*** Working data
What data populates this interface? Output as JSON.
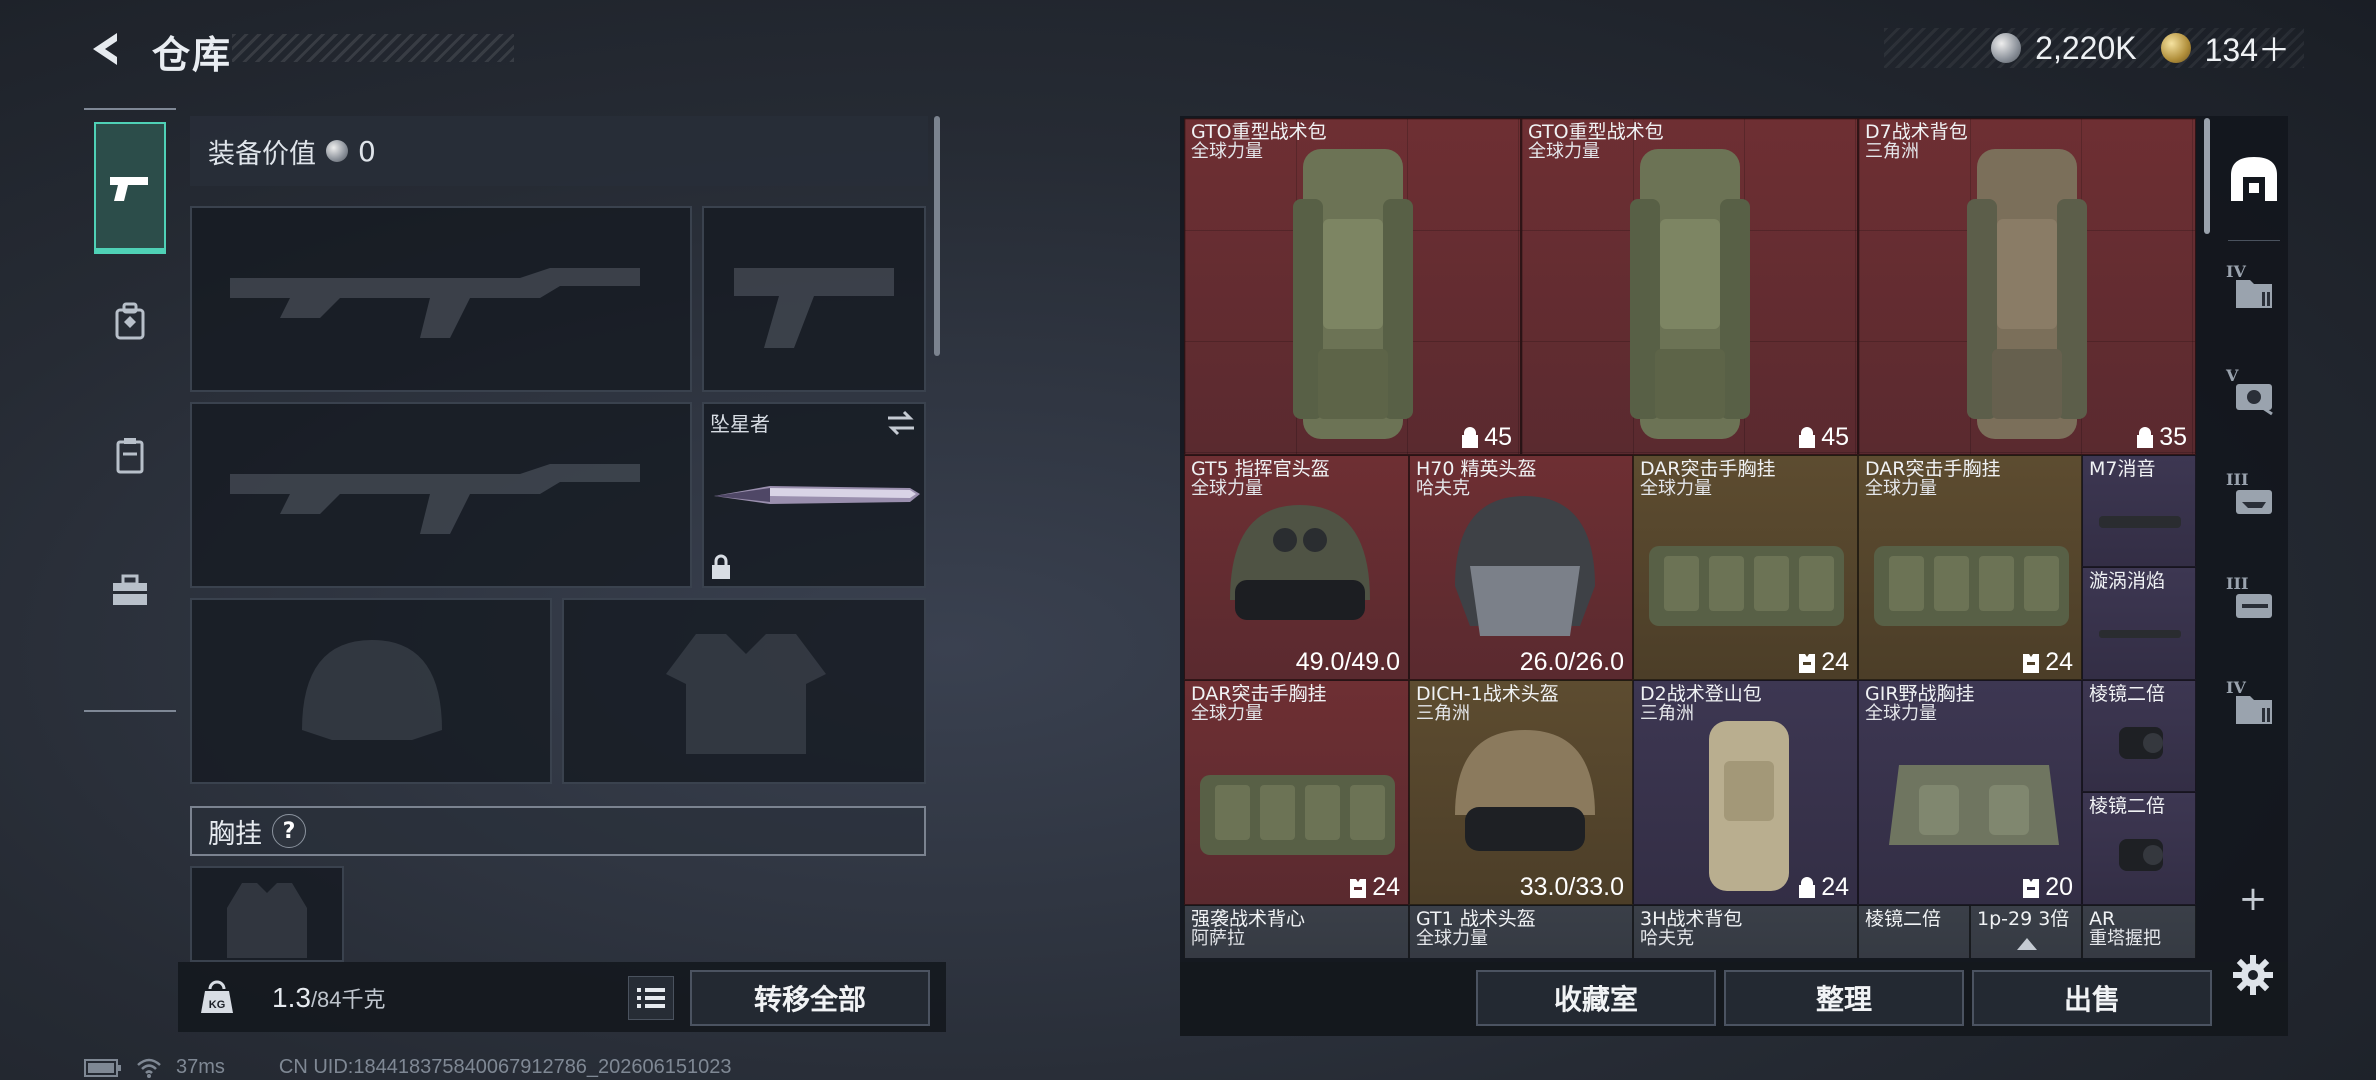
{
  "header": {
    "title": "仓库",
    "currency": [
      {
        "icon": "silver-coin-icon",
        "value": "2,220K"
      },
      {
        "icon": "gold-coin-icon",
        "value": "134＋"
      }
    ]
  },
  "equipment": {
    "value_label": "装备价值",
    "value": "0",
    "melee_label": "坠星者",
    "chest_label": "胸挂",
    "help": "?",
    "weight_current": "1.3",
    "weight_max": "/84千克",
    "transfer_all": "转移全部"
  },
  "category_tabs": [
    "weapons",
    "gear",
    "consumables",
    "keys"
  ],
  "storage": {
    "items": [
      {
        "name": "GTO重型战术包",
        "sub": "全球力量",
        "stat": "45",
        "stat_icon": "capacity-icon",
        "rarity": "red"
      },
      {
        "name": "GTO重型战术包",
        "sub": "全球力量",
        "stat": "45",
        "stat_icon": "capacity-icon",
        "rarity": "red"
      },
      {
        "name": "D7战术背包",
        "sub": "三角洲",
        "stat": "35",
        "stat_icon": "capacity-icon",
        "rarity": "red"
      },
      {
        "name": "GT5 指挥官头盔",
        "sub": "全球力量",
        "stat": "49.0/49.0",
        "rarity": "red"
      },
      {
        "name": "H70 精英头盔",
        "sub": "哈夫克",
        "stat": "26.0/26.0",
        "rarity": "red"
      },
      {
        "name": "DAR突击手胸挂",
        "sub": "全球力量",
        "stat": "24",
        "stat_icon": "vest-capacity-icon",
        "rarity": "gold"
      },
      {
        "name": "DAR突击手胸挂",
        "sub": "全球力量",
        "stat": "24",
        "stat_icon": "vest-capacity-icon",
        "rarity": "gold"
      },
      {
        "name": "M7消音",
        "sub": "",
        "stat": "",
        "rarity": "purple"
      },
      {
        "name": "漩涡消焰",
        "sub": "",
        "stat": "",
        "rarity": "purple"
      },
      {
        "name": "DAR突击手胸挂",
        "sub": "全球力量",
        "stat": "24",
        "stat_icon": "vest-capacity-icon",
        "rarity": "gold"
      },
      {
        "name": "DICH-1战术头盔",
        "sub": "三角洲",
        "stat": "33.0/33.0",
        "rarity": "gold"
      },
      {
        "name": "D2战术登山包",
        "sub": "三角洲",
        "stat": "24",
        "stat_icon": "capacity-icon",
        "rarity": "purple"
      },
      {
        "name": "GIR野战胸挂",
        "sub": "全球力量",
        "stat": "20",
        "stat_icon": "vest-capacity-icon",
        "rarity": "purple"
      },
      {
        "name": "棱镜二倍",
        "sub": "",
        "stat": "",
        "rarity": "purple"
      },
      {
        "name": "棱镜二倍",
        "sub": "",
        "stat": "",
        "rarity": "purple"
      },
      {
        "name": "强袭战术背心",
        "sub": "阿萨拉",
        "stat": "",
        "rarity": "gray"
      },
      {
        "name": "GT1 战术头盔",
        "sub": "全球力量",
        "stat": "",
        "rarity": "gray"
      },
      {
        "name": "3H战术背包",
        "sub": "哈夫克",
        "stat": "",
        "rarity": "gray"
      },
      {
        "name": "棱镜二倍",
        "sub": "",
        "stat": "",
        "rarity": "gray"
      },
      {
        "name": "1p-29 3倍",
        "sub": "",
        "stat": "",
        "rarity": "gray"
      },
      {
        "name": "AR",
        "sub": "重塔握把",
        "stat": "",
        "rarity": "gray"
      }
    ],
    "actions": {
      "collection": "收藏室",
      "sort": "整理",
      "sell": "出售"
    }
  },
  "sidebar": {
    "tabs": [
      {
        "roman": "",
        "icon": "storage-home-icon"
      },
      {
        "roman": "IV",
        "icon": "folder-ammo-icon"
      },
      {
        "roman": "V",
        "icon": "gear-case-icon"
      },
      {
        "roman": "III",
        "icon": "weapon-rack-icon"
      },
      {
        "roman": "III",
        "icon": "weapon-rack-icon"
      },
      {
        "roman": "IV",
        "icon": "folder-ammo-icon"
      }
    ],
    "add": "+"
  },
  "status": {
    "ping": "37ms",
    "uid": "CN UID:18441837584006791278​6_202606151023"
  }
}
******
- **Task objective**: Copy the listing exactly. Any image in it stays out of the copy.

- **Exercise response**:
What data populates this interface? Output as JSON.
{
  "header": {
    "title": "仓库",
    "currency": [
      {
        "icon": "silver-coin-icon",
        "value": "2,220K"
      },
      {
        "icon": "gold-coin-icon",
        "value": "134＋"
      }
    ]
  },
  "equipment": {
    "value_label": "装备价值",
    "value": "0",
    "melee_label": "坠星者",
    "chest_label": "胸挂",
    "help": "?",
    "weight_current": "1.3",
    "weight_max": "/84千克",
    "transfer_all": "转移全部"
  },
  "category_tabs": [
    "weapons",
    "gear",
    "consumables",
    "keys"
  ],
  "storage": {
    "items": [
      {
        "name": "GTO重型战术包",
        "sub": "全球力量",
        "stat": "45",
        "stat_icon": "capacity-icon",
        "rarity": "red"
      },
      {
        "name": "GTO重型战术包",
        "sub": "全球力量",
        "stat": "45",
        "stat_icon": "capacity-icon",
        "rarity": "red"
      },
      {
        "name": "D7战术背包",
        "sub": "三角洲",
        "stat": "35",
        "stat_icon": "capacity-icon",
        "rarity": "red"
      },
      {
        "name": "GT5 指挥官头盔",
        "sub": "全球力量",
        "stat": "49.0/49.0",
        "rarity": "red"
      },
      {
        "name": "H70 精英头盔",
        "sub": "哈夫克",
        "stat": "26.0/26.0",
        "rarity": "red"
      },
      {
        "name": "DAR突击手胸挂",
        "sub": "全球力量",
        "stat": "24",
        "stat_icon": "vest-capacity-icon",
        "rarity": "gold"
      },
      {
        "name": "DAR突击手胸挂",
        "sub": "全球力量",
        "stat": "24",
        "stat_icon": "vest-capacity-icon",
        "rarity": "gold"
      },
      {
        "name": "M7消音",
        "sub": "",
        "stat": "",
        "rarity": "purple"
      },
      {
        "name": "漩涡消焰",
        "sub": "",
        "stat": "",
        "rarity": "purple"
      },
      {
        "name": "DAR突击手胸挂",
        "sub": "全球力量",
        "stat": "24",
        "stat_icon": "vest-capacity-icon",
        "rarity": "gold"
      },
      {
        "name": "DICH-1战术头盔",
        "sub": "三角洲",
        "stat": "33.0/33.0",
        "rarity": "gold"
      },
      {
        "name": "D2战术登山包",
        "sub": "三角洲",
        "stat": "24",
        "stat_icon": "capacity-icon",
        "rarity": "purple"
      },
      {
        "name": "GIR野战胸挂",
        "sub": "全球力量",
        "stat": "20",
        "stat_icon": "vest-capacity-icon",
        "rarity": "purple"
      },
      {
        "name": "棱镜二倍",
        "sub": "",
        "stat": "",
        "rarity": "purple"
      },
      {
        "name": "棱镜二倍",
        "sub": "",
        "stat": "",
        "rarity": "purple"
      },
      {
        "name": "强袭战术背心",
        "sub": "阿萨拉",
        "stat": "",
        "rarity": "gray"
      },
      {
        "name": "GT1 战术头盔",
        "sub": "全球力量",
        "stat": "",
        "rarity": "gray"
      },
      {
        "name": "3H战术背包",
        "sub": "哈夫克",
        "stat": "",
        "rarity": "gray"
      },
      {
        "name": "棱镜二倍",
        "sub": "",
        "stat": "",
        "rarity": "gray"
      },
      {
        "name": "1p-29 3倍",
        "sub": "",
        "stat": "",
        "rarity": "gray"
      },
      {
        "name": "AR",
        "sub": "重塔握把",
        "stat": "",
        "rarity": "gray"
      }
    ],
    "actions": {
      "collection": "收藏室",
      "sort": "整理",
      "sell": "出售"
    }
  },
  "sidebar": {
    "tabs": [
      {
        "roman": "",
        "icon": "storage-home-icon"
      },
      {
        "roman": "IV",
        "icon": "folder-ammo-icon"
      },
      {
        "roman": "V",
        "icon": "gear-case-icon"
      },
      {
        "roman": "III",
        "icon": "weapon-rack-icon"
      },
      {
        "roman": "III",
        "icon": "weapon-rack-icon"
      },
      {
        "roman": "IV",
        "icon": "folder-ammo-icon"
      }
    ],
    "add": "+"
  },
  "status": {
    "ping": "37ms",
    "uid": "CN UID:18441837584006791278​6_202606151023"
  }
}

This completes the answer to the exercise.